Aim of the exercise →
Show every line of the records below that contains the word "Period".

**** Task data

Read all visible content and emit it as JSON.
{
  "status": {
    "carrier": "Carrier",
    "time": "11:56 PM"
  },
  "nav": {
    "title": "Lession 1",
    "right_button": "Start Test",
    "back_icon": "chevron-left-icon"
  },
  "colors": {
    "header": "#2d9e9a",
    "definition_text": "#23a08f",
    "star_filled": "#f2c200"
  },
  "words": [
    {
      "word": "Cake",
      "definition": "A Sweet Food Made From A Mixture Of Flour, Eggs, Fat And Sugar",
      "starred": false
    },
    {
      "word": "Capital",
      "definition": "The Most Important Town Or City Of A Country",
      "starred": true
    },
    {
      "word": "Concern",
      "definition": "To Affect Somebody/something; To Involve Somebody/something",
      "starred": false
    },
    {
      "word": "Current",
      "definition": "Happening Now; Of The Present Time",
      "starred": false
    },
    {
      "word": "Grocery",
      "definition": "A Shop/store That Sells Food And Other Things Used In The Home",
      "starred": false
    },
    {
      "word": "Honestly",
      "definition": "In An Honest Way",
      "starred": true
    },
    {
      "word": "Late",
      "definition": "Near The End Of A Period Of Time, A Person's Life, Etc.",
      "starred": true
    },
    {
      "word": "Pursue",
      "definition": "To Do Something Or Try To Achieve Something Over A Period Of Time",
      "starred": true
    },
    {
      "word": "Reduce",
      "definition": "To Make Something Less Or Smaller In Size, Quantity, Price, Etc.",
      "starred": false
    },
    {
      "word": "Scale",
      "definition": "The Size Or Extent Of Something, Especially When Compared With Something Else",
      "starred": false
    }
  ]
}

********

Output for this exercise →
      "definition": "Near The End Of A Period Of Time, A Person's Life, Etc.",
      "definition": "To Do Something Or Try To Achieve Something Over A Period Of Time",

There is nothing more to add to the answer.